Bagru printing is a traditional printing technique which uses natural colours, such as indigo. It is practised by the Chippas in the region of Rajasthan. The process starts with preparing the cloth to finish printed fabrics following indigenous methods. The unique patterns and motifs are printed on light-coloured backgrounds with wooden blocks following two styles: direct and resist.
India is a pioneer in the art of dyeing and printing with natural colours. Dyeing with indigo historically was a mystery to many travellers to India because they could observe no colour when the fabric is dipped in indigo baths, the colour develops during exposure to open air. Hand block printing has been recognised as a craft through generations in different regional groups throughout the country. Each group follows their own distinct style and methods, which incorporates locally available natural materials and motifs. The ancient tradition of ‘Bagru’ hand block printing is still practised.
The final process to create a Bagru fabric is known as tapai (sun bleaching). This means the fabric is washed to remove excess dust and dirt and is kept in the sunlight for drying. Once tapai is done, the Bagru fabric is ready to use. Bagru printing cloths are used both in a modern and traditional way.

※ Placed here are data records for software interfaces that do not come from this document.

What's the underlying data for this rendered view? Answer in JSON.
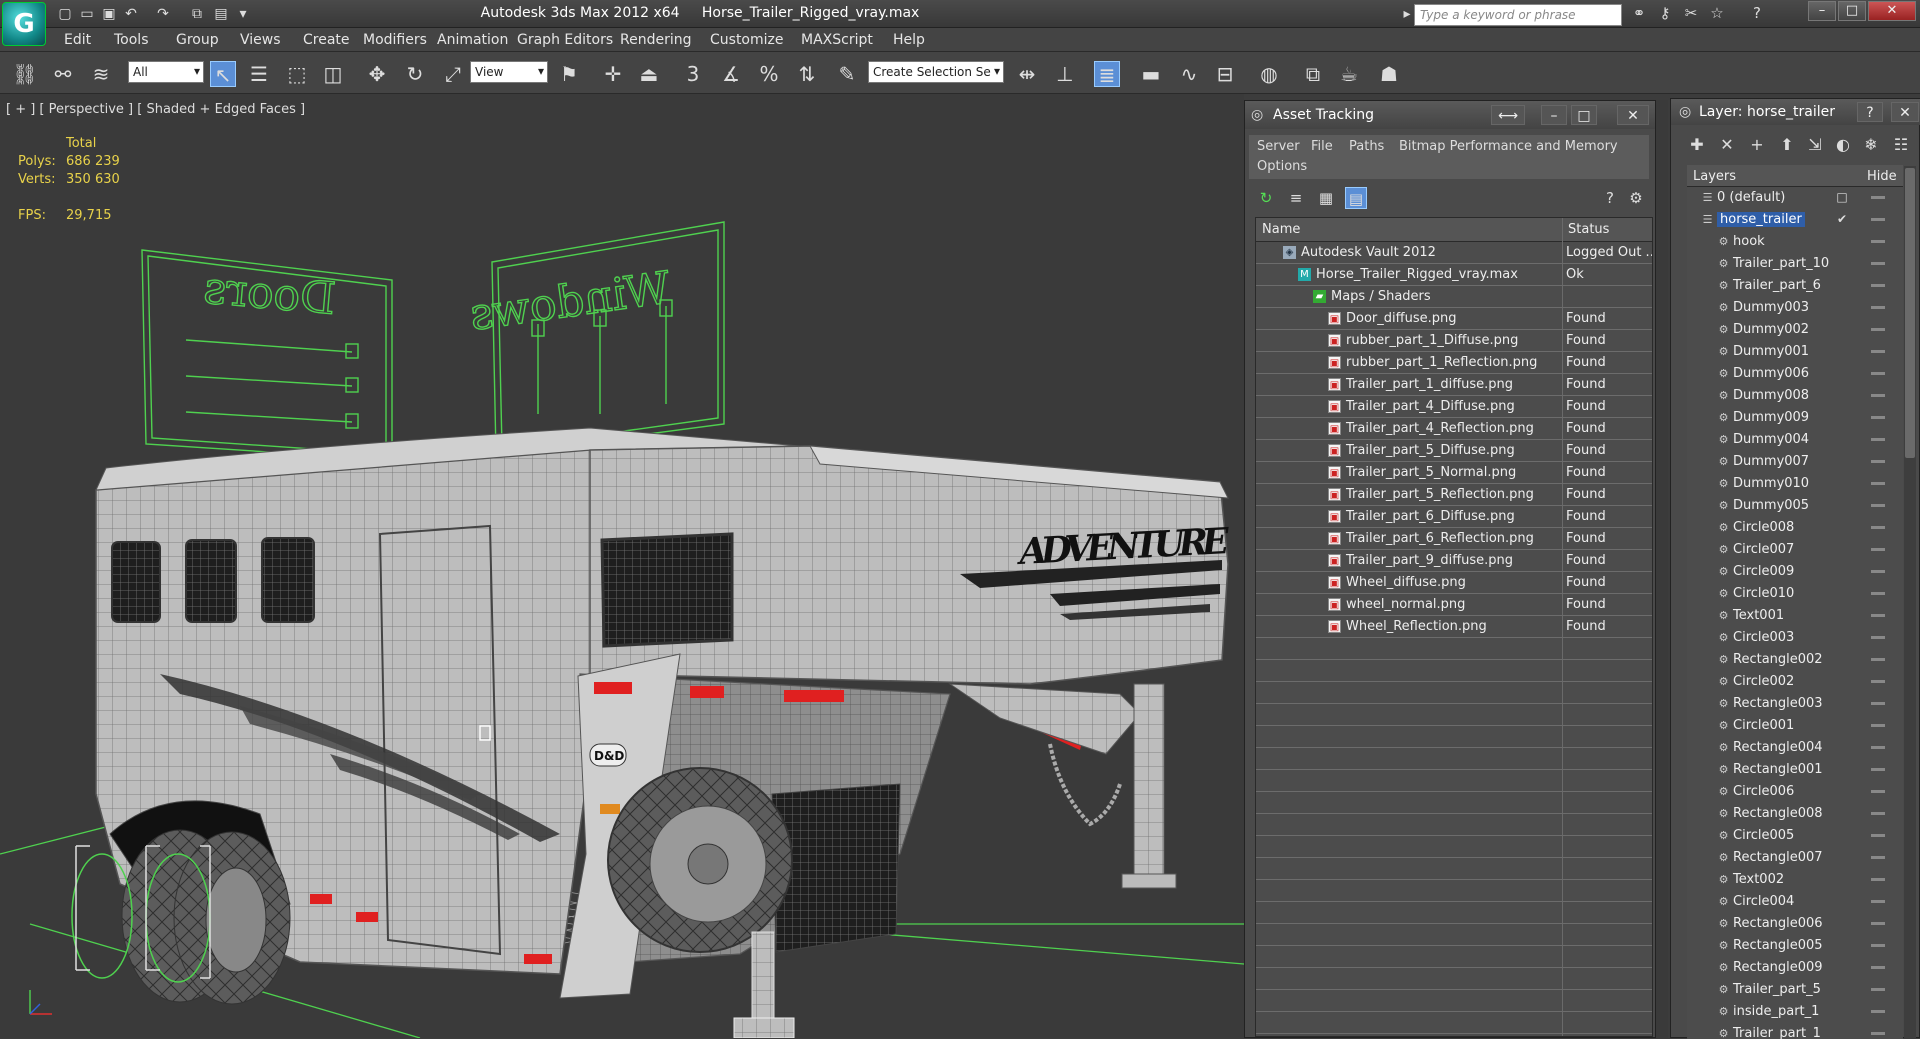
{
  "app": {
    "title": "Autodesk 3ds Max  2012 x64",
    "file": "Horse_Trailer_Rigged_vray.max",
    "logo_letter": "G",
    "search_placeholder": "Type a keyword or phrase"
  },
  "menu": [
    "Edit",
    "Tools",
    "Group",
    "Views",
    "Create",
    "Modifiers",
    "Animation",
    "Graph Editors",
    "Rendering",
    "Customize",
    "MAXScript",
    "Help"
  ],
  "toolbar": {
    "filter_value": "All",
    "coord_value": "View",
    "selection_set_value": "Create Selection Se",
    "snap_label": "3",
    "percent_label": "%"
  },
  "viewport": {
    "label": "[ + ] [ Perspective ] [ Shaded + Edged Faces ]",
    "stats": {
      "header": "Total",
      "polys_label": "Polys:",
      "polys_value": "686 239",
      "verts_label": "Verts:",
      "verts_value": "350 630",
      "fps_label": "FPS:",
      "fps_value": "29,715"
    },
    "control_labels": {
      "doors": "Doors",
      "windows": "Windows"
    },
    "trailer_brand": "ADVENTURE",
    "badge": "D&D"
  },
  "asset_tracking": {
    "title": "Asset Tracking",
    "menu": [
      "Server",
      "File",
      "Paths",
      "Bitmap Performance and Memory",
      "Options"
    ],
    "columns": {
      "name": "Name",
      "status": "Status"
    },
    "rows": [
      {
        "name": "Autodesk Vault 2012",
        "status": "Logged Out ...",
        "level": 1,
        "icon": "vault"
      },
      {
        "name": "Horse_Trailer_Rigged_vray.max",
        "status": "Ok",
        "level": 2,
        "icon": "max"
      },
      {
        "name": "Maps / Shaders",
        "status": "",
        "level": 3,
        "icon": "maps"
      },
      {
        "name": "Door_diffuse.png",
        "status": "Found",
        "level": 4,
        "icon": "file"
      },
      {
        "name": "rubber_part_1_Diffuse.png",
        "status": "Found",
        "level": 4,
        "icon": "file"
      },
      {
        "name": "rubber_part_1_Reflection.png",
        "status": "Found",
        "level": 4,
        "icon": "file"
      },
      {
        "name": "Trailer_part_1_diffuse.png",
        "status": "Found",
        "level": 4,
        "icon": "file"
      },
      {
        "name": "Trailer_part_4_Diffuse.png",
        "status": "Found",
        "level": 4,
        "icon": "file"
      },
      {
        "name": "Trailer_part_4_Reflection.png",
        "status": "Found",
        "level": 4,
        "icon": "file"
      },
      {
        "name": "Trailer_part_5_Diffuse.png",
        "status": "Found",
        "level": 4,
        "icon": "file"
      },
      {
        "name": "Trailer_part_5_Normal.png",
        "status": "Found",
        "level": 4,
        "icon": "file"
      },
      {
        "name": "Trailer_part_5_Reflection.png",
        "status": "Found",
        "level": 4,
        "icon": "file"
      },
      {
        "name": "Trailer_part_6_Diffuse.png",
        "status": "Found",
        "level": 4,
        "icon": "file"
      },
      {
        "name": "Trailer_part_6_Reflection.png",
        "status": "Found",
        "level": 4,
        "icon": "file"
      },
      {
        "name": "Trailer_part_9_diffuse.png",
        "status": "Found",
        "level": 4,
        "icon": "file"
      },
      {
        "name": "Wheel_diffuse.png",
        "status": "Found",
        "level": 4,
        "icon": "file"
      },
      {
        "name": "wheel_normal.png",
        "status": "Found",
        "level": 4,
        "icon": "file"
      },
      {
        "name": "Wheel_Reflection.png",
        "status": "Found",
        "level": 4,
        "icon": "file"
      }
    ]
  },
  "layer_panel": {
    "title": "Layer: horse_trailer",
    "columns": {
      "layers": "Layers",
      "hide": "Hide"
    },
    "layers": [
      {
        "name": "0 (default)",
        "level": 0,
        "type": "layer"
      },
      {
        "name": "horse_trailer",
        "level": 0,
        "type": "layer",
        "selected": true,
        "current": true
      },
      {
        "name": "hook",
        "level": 1,
        "type": "object"
      },
      {
        "name": "Trailer_part_10",
        "level": 1,
        "type": "object"
      },
      {
        "name": "Trailer_part_6",
        "level": 1,
        "type": "object"
      },
      {
        "name": "Dummy003",
        "level": 1,
        "type": "object"
      },
      {
        "name": "Dummy002",
        "level": 1,
        "type": "object"
      },
      {
        "name": "Dummy001",
        "level": 1,
        "type": "object"
      },
      {
        "name": "Dummy006",
        "level": 1,
        "type": "object"
      },
      {
        "name": "Dummy008",
        "level": 1,
        "type": "object"
      },
      {
        "name": "Dummy009",
        "level": 1,
        "type": "object"
      },
      {
        "name": "Dummy004",
        "level": 1,
        "type": "object"
      },
      {
        "name": "Dummy007",
        "level": 1,
        "type": "object"
      },
      {
        "name": "Dummy010",
        "level": 1,
        "type": "object"
      },
      {
        "name": "Dummy005",
        "level": 1,
        "type": "object"
      },
      {
        "name": "Circle008",
        "level": 1,
        "type": "object"
      },
      {
        "name": "Circle007",
        "level": 1,
        "type": "object"
      },
      {
        "name": "Circle009",
        "level": 1,
        "type": "object"
      },
      {
        "name": "Circle010",
        "level": 1,
        "type": "object"
      },
      {
        "name": "Text001",
        "level": 1,
        "type": "object"
      },
      {
        "name": "Circle003",
        "level": 1,
        "type": "object"
      },
      {
        "name": "Rectangle002",
        "level": 1,
        "type": "object"
      },
      {
        "name": "Circle002",
        "level": 1,
        "type": "object"
      },
      {
        "name": "Rectangle003",
        "level": 1,
        "type": "object"
      },
      {
        "name": "Circle001",
        "level": 1,
        "type": "object"
      },
      {
        "name": "Rectangle004",
        "level": 1,
        "type": "object"
      },
      {
        "name": "Rectangle001",
        "level": 1,
        "type": "object"
      },
      {
        "name": "Circle006",
        "level": 1,
        "type": "object"
      },
      {
        "name": "Rectangle008",
        "level": 1,
        "type": "object"
      },
      {
        "name": "Circle005",
        "level": 1,
        "type": "object"
      },
      {
        "name": "Rectangle007",
        "level": 1,
        "type": "object"
      },
      {
        "name": "Text002",
        "level": 1,
        "type": "object"
      },
      {
        "name": "Circle004",
        "level": 1,
        "type": "object"
      },
      {
        "name": "Rectangle006",
        "level": 1,
        "type": "object"
      },
      {
        "name": "Rectangle005",
        "level": 1,
        "type": "object"
      },
      {
        "name": "Rectangle009",
        "level": 1,
        "type": "object"
      },
      {
        "name": "Trailer_part_5",
        "level": 1,
        "type": "object"
      },
      {
        "name": "inside_part_1",
        "level": 1,
        "type": "object"
      },
      {
        "name": "Trailer_part_1",
        "level": 1,
        "type": "object"
      }
    ]
  },
  "colors": {
    "selection_blue": "#2f5ea8",
    "stat_yellow": "#e8d24a",
    "wire_green": "#4fd14f",
    "marker_red": "#e02020"
  }
}
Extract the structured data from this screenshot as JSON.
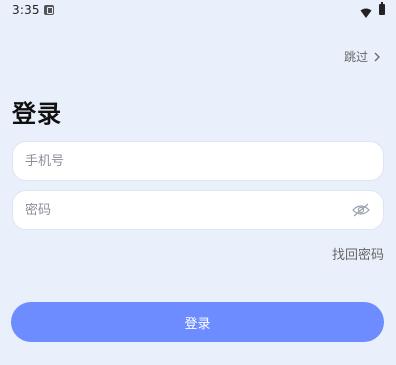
{
  "status_bar": {
    "time": "3:35",
    "icons": [
      "notification-icon",
      "wifi-icon",
      "battery-icon"
    ]
  },
  "header": {
    "skip_label": "跳过",
    "skip_icon": "chevron-right-icon"
  },
  "login": {
    "title": "登录",
    "phone_placeholder": "手机号",
    "password_placeholder": "密码",
    "password_toggle_icon": "eye-off-icon",
    "forgot_label": "找回密码",
    "submit_label": "登录"
  },
  "colors": {
    "background": "#eaf0fb",
    "primary": "#6c8cff",
    "field_background": "#ffffff"
  }
}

Information submitted by the maker and edited by the Future Materials Bank.